In The Organic Farmer’s Business Handbook, Richard Wiswall shares advice on how to make your vegetable production more efficient, better manage your employees and finances, and turn a profit. From his twenty-seven years of experience at Cate Farm in Vermont, Wiswall knows firsthand the joys of starting and operating an organic farm—as well as the challenges of making a living from one. Farming offers fundamental satisfaction from producing food, working outdoors, being one’s own boss, and working intimately with nature. But, unfortunately, many farmers avoid learning about the business end of farming; because of this, they often work harder than they need to, or quit farming altogether because of frustrating—and often avoidable—losses.
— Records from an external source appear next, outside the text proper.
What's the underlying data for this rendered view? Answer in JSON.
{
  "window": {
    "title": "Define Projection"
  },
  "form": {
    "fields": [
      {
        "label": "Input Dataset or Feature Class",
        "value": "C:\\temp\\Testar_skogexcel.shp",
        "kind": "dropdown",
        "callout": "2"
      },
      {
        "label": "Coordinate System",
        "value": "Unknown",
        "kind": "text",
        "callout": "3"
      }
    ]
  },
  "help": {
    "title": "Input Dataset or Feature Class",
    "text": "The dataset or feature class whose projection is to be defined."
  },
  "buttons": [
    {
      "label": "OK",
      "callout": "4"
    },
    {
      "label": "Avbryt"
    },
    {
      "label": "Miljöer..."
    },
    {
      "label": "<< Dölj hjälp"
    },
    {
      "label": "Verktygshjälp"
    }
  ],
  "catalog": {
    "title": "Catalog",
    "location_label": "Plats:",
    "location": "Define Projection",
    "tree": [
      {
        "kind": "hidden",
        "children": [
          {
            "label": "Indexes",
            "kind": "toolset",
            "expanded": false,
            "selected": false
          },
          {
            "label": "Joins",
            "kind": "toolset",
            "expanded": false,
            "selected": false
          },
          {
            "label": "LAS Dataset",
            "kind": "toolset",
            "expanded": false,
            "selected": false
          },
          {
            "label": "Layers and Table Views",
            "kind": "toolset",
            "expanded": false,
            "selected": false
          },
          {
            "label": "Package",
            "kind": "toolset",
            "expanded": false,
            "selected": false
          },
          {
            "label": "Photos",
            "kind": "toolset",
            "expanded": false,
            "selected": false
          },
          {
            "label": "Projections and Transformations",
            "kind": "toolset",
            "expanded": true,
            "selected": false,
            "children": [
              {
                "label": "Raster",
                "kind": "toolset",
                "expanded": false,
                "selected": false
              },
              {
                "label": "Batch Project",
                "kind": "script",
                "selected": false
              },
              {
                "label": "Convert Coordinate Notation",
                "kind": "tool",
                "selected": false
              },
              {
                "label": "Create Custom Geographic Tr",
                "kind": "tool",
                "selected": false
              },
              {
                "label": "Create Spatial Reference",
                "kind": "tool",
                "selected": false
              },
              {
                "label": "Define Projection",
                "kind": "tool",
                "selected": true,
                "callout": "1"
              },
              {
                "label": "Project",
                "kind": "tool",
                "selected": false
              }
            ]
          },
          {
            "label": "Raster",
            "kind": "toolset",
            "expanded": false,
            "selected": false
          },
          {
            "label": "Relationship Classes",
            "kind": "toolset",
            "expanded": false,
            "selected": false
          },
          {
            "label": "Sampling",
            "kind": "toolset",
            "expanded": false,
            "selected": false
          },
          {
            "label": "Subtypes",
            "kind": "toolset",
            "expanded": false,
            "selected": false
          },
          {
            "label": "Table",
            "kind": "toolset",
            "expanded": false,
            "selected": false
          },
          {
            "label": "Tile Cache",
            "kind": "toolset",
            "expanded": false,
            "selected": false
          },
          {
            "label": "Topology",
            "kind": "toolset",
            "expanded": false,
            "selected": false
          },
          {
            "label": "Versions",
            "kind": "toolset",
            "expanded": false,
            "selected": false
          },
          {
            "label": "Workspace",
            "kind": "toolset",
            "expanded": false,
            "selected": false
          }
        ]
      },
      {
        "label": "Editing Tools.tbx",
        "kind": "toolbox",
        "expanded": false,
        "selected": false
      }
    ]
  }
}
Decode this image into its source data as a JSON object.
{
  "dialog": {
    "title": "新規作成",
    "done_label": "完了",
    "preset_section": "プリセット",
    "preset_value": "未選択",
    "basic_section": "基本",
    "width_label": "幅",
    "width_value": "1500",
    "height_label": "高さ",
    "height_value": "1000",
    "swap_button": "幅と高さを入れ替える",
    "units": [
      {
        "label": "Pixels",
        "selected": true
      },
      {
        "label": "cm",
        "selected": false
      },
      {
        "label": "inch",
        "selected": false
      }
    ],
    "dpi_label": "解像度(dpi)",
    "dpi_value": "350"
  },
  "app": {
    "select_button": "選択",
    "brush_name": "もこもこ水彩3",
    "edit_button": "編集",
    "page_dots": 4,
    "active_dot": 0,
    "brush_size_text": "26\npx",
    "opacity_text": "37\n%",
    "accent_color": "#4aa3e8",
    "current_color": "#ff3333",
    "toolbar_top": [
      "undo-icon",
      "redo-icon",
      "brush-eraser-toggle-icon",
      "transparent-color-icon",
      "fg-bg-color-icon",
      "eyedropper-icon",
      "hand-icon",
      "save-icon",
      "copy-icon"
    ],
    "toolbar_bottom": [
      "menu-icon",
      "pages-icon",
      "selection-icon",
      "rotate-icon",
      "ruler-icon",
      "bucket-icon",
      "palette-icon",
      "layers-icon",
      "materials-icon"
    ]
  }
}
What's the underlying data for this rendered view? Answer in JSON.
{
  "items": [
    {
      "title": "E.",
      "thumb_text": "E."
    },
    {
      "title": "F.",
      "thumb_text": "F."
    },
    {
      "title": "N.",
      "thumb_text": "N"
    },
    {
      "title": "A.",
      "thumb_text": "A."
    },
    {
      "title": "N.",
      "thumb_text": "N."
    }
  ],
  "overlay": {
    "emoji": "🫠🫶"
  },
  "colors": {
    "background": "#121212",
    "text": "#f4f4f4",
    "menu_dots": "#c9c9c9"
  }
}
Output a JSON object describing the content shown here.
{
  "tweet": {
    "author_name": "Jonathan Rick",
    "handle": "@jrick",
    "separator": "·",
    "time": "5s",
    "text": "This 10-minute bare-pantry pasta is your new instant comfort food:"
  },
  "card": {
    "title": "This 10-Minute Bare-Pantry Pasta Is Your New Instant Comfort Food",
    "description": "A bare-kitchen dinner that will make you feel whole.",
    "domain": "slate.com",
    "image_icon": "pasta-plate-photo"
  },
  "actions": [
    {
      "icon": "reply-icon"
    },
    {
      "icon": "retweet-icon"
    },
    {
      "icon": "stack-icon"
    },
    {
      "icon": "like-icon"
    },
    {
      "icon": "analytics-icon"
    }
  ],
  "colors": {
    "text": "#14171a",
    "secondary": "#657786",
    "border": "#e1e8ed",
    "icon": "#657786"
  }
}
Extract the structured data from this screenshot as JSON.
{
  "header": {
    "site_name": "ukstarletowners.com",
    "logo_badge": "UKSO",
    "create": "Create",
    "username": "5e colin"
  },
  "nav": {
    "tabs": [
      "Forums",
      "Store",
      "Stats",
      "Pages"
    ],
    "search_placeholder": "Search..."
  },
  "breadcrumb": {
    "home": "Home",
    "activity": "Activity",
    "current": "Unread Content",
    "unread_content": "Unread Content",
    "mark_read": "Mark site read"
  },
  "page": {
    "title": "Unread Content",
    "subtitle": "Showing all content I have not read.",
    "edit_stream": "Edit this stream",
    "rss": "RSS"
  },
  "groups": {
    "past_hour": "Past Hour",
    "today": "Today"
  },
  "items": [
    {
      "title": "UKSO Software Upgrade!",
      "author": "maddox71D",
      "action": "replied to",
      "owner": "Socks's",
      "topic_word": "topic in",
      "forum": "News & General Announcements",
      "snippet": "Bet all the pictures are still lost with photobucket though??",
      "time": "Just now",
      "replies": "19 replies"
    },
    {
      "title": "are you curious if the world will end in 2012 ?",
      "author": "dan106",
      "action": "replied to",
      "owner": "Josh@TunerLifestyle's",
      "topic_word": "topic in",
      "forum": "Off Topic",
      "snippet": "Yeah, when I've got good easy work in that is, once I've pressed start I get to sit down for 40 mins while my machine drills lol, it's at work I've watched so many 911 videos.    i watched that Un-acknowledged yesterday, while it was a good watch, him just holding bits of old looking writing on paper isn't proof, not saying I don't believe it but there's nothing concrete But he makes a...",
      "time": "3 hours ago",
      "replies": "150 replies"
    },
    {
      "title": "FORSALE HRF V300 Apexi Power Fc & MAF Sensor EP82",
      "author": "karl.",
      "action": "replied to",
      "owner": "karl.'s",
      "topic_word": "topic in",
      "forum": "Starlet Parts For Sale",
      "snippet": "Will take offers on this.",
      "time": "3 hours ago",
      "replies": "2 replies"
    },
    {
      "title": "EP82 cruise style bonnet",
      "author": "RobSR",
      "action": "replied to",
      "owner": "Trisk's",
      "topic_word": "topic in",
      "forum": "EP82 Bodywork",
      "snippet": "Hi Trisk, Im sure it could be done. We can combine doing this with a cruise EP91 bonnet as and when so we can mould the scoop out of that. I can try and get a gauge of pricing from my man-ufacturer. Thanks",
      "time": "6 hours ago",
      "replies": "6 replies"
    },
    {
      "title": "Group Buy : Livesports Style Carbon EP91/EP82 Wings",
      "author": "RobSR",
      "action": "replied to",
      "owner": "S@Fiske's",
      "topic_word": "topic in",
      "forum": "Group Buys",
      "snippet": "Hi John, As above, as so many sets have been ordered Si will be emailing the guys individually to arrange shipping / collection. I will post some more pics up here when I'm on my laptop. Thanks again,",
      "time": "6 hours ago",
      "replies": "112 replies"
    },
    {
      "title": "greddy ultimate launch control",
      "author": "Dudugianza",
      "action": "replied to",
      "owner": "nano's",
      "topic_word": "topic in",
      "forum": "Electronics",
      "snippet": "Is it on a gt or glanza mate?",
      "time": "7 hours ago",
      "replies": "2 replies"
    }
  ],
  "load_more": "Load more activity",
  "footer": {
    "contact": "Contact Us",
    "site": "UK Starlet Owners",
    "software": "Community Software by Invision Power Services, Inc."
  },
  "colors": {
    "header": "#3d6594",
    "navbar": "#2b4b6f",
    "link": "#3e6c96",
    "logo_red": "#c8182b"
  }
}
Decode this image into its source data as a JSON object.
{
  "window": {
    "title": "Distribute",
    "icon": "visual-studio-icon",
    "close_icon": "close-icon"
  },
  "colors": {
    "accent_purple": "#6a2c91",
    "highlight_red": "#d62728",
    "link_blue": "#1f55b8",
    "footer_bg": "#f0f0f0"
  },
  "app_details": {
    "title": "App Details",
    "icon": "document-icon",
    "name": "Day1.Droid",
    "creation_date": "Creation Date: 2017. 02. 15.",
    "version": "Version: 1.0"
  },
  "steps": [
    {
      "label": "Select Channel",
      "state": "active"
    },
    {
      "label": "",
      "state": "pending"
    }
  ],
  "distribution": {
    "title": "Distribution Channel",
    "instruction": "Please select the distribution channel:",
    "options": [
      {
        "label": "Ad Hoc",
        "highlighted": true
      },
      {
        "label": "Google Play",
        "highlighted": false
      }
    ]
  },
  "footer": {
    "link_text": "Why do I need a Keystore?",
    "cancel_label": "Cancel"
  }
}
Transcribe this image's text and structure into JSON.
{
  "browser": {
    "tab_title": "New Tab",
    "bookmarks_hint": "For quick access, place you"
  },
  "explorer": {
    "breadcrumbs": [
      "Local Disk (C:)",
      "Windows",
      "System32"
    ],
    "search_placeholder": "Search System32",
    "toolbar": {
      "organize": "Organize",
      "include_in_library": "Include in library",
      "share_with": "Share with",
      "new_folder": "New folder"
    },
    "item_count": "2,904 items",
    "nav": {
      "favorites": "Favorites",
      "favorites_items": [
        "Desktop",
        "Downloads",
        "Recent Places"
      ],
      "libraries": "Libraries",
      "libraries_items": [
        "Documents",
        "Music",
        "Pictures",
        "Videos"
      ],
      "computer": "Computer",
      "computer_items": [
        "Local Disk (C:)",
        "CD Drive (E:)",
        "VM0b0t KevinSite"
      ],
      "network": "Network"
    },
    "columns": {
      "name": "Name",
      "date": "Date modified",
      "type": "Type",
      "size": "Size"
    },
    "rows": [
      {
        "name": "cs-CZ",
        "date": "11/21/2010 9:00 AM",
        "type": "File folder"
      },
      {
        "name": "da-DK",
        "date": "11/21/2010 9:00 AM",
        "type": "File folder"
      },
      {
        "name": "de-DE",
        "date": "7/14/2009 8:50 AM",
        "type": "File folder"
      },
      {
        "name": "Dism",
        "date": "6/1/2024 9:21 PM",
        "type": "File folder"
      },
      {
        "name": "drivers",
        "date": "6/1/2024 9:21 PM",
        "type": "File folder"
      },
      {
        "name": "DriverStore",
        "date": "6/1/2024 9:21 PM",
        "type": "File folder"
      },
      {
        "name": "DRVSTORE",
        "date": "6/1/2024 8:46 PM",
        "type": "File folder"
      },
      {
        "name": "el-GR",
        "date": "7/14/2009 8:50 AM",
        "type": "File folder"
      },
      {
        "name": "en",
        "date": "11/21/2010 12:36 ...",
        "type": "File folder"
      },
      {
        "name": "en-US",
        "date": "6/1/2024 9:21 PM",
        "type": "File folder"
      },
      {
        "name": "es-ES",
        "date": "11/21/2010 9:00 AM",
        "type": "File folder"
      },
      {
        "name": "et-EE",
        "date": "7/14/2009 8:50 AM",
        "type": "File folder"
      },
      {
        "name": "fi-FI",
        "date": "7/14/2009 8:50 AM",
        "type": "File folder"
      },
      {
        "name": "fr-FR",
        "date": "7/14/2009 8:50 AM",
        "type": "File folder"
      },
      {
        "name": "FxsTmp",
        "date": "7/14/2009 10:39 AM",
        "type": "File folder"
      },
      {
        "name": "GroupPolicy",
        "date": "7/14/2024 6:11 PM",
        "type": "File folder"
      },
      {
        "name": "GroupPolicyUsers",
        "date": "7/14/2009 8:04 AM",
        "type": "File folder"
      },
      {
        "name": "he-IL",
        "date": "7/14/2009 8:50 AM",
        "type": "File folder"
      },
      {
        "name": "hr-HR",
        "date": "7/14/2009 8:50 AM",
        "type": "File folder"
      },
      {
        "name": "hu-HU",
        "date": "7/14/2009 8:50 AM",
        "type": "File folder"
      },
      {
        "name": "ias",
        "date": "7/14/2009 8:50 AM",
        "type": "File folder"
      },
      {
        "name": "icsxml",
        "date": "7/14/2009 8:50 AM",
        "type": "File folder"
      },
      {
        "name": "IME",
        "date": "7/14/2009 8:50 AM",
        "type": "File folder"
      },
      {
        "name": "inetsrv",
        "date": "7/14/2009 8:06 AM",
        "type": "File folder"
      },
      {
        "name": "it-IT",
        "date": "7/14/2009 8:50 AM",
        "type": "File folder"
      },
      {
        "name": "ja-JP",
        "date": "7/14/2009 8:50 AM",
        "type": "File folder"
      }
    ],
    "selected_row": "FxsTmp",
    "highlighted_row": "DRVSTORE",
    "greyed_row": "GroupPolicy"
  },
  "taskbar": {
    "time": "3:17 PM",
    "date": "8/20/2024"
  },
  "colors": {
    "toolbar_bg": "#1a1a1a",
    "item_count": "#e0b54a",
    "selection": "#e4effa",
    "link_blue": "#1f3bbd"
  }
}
This excerpt about learning to cope with rejection was written with the organic farmer in mind, but it could just as easily apply to anyone running a small business.
The following is an excerpt from The Organic Farmer’s Business Handbook: A Complete Guide to Managing Finances, Crops, and Staff—and Making a Profit by Richard Wiswall. It has been adapted for the Web.
Farmers aren’t always the best salespeople. Neither are a lot of other people. A common stumbling block trips up the best-laid marketing plans. This block is fear, and it can prevent us from being exceptional salespeople. But selling product is an integral part of being in business.
Bumper crops are great if you can sell them. When I’m swimming in beautiful red, ripe tomatoes and see plants loaded with more fruits ready to pick, I need to look outside my normal market channels, and fast. I survey my options: stores and restaurants that are not regular accounts but that I have done business with in the past; wholesalers; and neighboring farm stands and CSAs. I get out the phone book and make a list of potential tomato buyers to call. But then something happens as I reach for the phone . . .
Have you ever found it hard to pick up the phone and call ten new potential buyers? I have, because generally I get only one yes for the ten calls. That’s nine no responses for every yes. Not a great average. But so what? What is the big deal? Intellectually and rationally, I understand the reality that the potential buyer already has enough product, or already has a satisfactory supplier. Ultimately, though, my behavior is irrational: It is resistance to rejection—the fundamental and unconscious feeling of dismissal and repudiation. Your psyche cannot separate this connection all the time. On some elemental level, the phone may trigger feelings of a potential high school prom date saying no, or, deeper still, rejection from your parents as a kid.
Good salespeople seem to have a thick skin, being able to take rejection repeatedly, and not take it personally. That’s the key—not taking it personally. Of the nine no calls, consciously I understand that the potential buyer just doesn’t need or want what I’m trying to sell. If someone at the time called me up and asked if I wanted to buy tomatoes, my answer would be an emphatic (and transparently so) no. The solution to the dilemma is to realize deep down that rejection in sales is not the same as a traumatic rejection of your past. No one likes being rejected, but we must remember to separate marketplace rejection and personal rejection, because sometimes the reality is twenty no responses for each yes. Welcome to Psychoanalysis 101. (I’m sorry, your hour is up. That’ll be sixty bucks.)
The only difference between success and failure is that people who succeed are those who get back up again after falling down. And if you need more motivation, remember Vince Lombardi’s revelation: The only place where success comes before work is in the dictionary. Go pick up the phone.